Author Interviews, Outcomes & Safety, PLoS / 21.09.2016 Interview with: [caption id="attachment_28026" align="alignleft" width="107"]Dr Su Golder PhD Research Fellow Department of Health Sciences University of York Dr. Su Golder[/caption] Dr Su Golder PhD Research Fellow Department of Health Sciences University of York What is the background for this study? What are the main findings? Response: Serious concerns have emerged regarding publication bias or selective omission of outcomes data, whereby negative results are less likely to be published than positive results. There remains considerable uncertainty about the extent of unpublished data on adverse events beyond that reported in the published literature. We aimed to estimate the potential impact of additional data sources and the extent of unpublished information when conducting syntheses of adverse events. We found that less published papers contain adverse events information. The median percentage of published documents with adverse events information was 46% compared to 95% in the corresponding unpublished documents. There was a similar pattern with unmatched studies, for which 43% of published studies contained adverse events information compared to 83% of unpublished studies.
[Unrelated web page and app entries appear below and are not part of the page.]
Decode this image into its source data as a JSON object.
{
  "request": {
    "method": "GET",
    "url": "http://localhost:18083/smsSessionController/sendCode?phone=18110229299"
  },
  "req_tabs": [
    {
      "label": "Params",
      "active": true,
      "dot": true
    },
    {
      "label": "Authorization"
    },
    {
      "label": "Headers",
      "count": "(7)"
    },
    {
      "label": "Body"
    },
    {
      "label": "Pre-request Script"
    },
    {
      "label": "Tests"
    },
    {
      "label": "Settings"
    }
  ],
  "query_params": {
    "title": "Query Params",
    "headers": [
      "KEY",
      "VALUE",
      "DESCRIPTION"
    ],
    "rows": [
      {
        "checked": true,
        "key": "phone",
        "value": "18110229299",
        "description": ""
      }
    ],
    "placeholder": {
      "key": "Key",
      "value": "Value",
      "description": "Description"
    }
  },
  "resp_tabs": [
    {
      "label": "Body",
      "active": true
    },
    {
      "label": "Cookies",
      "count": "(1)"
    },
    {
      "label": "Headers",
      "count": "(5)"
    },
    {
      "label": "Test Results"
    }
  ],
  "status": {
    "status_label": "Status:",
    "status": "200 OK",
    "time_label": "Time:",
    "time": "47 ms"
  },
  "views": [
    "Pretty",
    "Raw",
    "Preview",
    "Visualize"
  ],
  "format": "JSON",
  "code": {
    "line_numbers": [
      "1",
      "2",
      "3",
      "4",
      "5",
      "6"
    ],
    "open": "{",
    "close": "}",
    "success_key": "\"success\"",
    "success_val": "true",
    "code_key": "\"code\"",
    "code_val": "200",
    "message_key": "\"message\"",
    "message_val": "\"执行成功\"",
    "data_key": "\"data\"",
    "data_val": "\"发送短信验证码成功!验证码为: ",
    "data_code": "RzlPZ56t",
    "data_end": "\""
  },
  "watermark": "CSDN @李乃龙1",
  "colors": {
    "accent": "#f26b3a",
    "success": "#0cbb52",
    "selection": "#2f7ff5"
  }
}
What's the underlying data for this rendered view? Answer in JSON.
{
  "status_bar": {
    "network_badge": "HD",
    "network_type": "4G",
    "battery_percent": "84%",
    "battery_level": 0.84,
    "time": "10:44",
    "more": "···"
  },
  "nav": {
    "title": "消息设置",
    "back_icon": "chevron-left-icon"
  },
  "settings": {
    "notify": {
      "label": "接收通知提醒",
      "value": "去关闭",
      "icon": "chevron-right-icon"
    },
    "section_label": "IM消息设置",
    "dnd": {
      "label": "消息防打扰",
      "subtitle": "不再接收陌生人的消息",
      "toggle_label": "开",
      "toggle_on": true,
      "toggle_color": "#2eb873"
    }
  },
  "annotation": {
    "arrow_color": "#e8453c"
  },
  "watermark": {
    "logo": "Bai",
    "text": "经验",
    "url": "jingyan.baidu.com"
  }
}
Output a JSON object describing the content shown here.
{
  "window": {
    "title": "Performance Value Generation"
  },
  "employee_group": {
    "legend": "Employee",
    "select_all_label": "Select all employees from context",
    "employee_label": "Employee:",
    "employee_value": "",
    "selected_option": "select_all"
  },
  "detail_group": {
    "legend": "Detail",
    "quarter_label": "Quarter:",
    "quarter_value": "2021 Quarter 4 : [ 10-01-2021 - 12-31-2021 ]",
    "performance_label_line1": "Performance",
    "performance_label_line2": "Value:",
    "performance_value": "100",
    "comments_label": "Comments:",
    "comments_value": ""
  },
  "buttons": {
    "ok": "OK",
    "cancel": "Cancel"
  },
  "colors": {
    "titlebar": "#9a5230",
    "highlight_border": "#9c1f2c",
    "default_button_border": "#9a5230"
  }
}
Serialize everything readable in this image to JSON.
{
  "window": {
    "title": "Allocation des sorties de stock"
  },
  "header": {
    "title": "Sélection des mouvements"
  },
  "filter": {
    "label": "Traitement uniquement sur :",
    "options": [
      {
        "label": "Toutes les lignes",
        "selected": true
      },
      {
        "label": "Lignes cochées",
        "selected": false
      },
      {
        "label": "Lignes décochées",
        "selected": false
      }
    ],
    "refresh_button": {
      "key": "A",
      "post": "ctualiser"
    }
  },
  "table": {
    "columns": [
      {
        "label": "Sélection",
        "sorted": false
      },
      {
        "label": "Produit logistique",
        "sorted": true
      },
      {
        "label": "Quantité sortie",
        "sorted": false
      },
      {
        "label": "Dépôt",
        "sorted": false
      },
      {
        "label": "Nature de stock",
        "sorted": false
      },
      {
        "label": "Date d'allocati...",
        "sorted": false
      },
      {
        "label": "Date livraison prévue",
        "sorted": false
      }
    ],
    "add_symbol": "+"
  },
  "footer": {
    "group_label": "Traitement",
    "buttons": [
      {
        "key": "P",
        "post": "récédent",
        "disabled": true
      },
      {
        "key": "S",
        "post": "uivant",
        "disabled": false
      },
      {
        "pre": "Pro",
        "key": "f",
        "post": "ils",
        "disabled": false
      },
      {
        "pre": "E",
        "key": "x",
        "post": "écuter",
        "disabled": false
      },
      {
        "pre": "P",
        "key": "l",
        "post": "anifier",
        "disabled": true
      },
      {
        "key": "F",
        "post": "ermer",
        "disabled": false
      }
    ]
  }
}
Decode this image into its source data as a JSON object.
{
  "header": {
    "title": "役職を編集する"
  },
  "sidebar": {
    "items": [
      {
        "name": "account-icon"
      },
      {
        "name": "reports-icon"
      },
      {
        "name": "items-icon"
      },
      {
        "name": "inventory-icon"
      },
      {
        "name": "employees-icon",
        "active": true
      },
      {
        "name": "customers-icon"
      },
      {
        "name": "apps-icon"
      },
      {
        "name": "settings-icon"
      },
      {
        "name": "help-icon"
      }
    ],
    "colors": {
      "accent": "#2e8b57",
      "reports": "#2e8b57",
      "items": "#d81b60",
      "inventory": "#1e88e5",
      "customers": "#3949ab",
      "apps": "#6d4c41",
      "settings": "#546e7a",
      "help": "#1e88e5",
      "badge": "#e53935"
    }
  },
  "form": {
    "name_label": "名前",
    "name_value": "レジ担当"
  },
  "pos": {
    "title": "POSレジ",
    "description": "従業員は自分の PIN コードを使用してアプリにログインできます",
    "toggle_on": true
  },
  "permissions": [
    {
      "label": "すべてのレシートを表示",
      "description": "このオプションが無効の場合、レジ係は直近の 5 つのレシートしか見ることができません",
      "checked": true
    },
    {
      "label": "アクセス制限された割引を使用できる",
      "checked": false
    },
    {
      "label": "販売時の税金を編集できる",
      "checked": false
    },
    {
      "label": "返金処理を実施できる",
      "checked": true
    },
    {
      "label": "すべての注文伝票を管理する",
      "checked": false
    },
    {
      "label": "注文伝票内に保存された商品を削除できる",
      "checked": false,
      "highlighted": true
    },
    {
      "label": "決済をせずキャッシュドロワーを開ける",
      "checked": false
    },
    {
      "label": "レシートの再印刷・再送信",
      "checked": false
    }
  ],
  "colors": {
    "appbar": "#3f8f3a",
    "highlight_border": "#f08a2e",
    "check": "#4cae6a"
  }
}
We also found even when adverse events are reported in the published and unpublished versions of the same study that the numbers of adverse events do not always match The percentage of adverse events that would have been missed had each analysis relied only on the published versions varied between 43% and 100%, with a median of 64%. Lastly we found that inclusion of unpublished data increased the precision of the pooled estimates (narrower 95% confidence intervals) in three-quarters of pooled analyses, but did not markedly change the direction or statistical significance of the risk in most cases.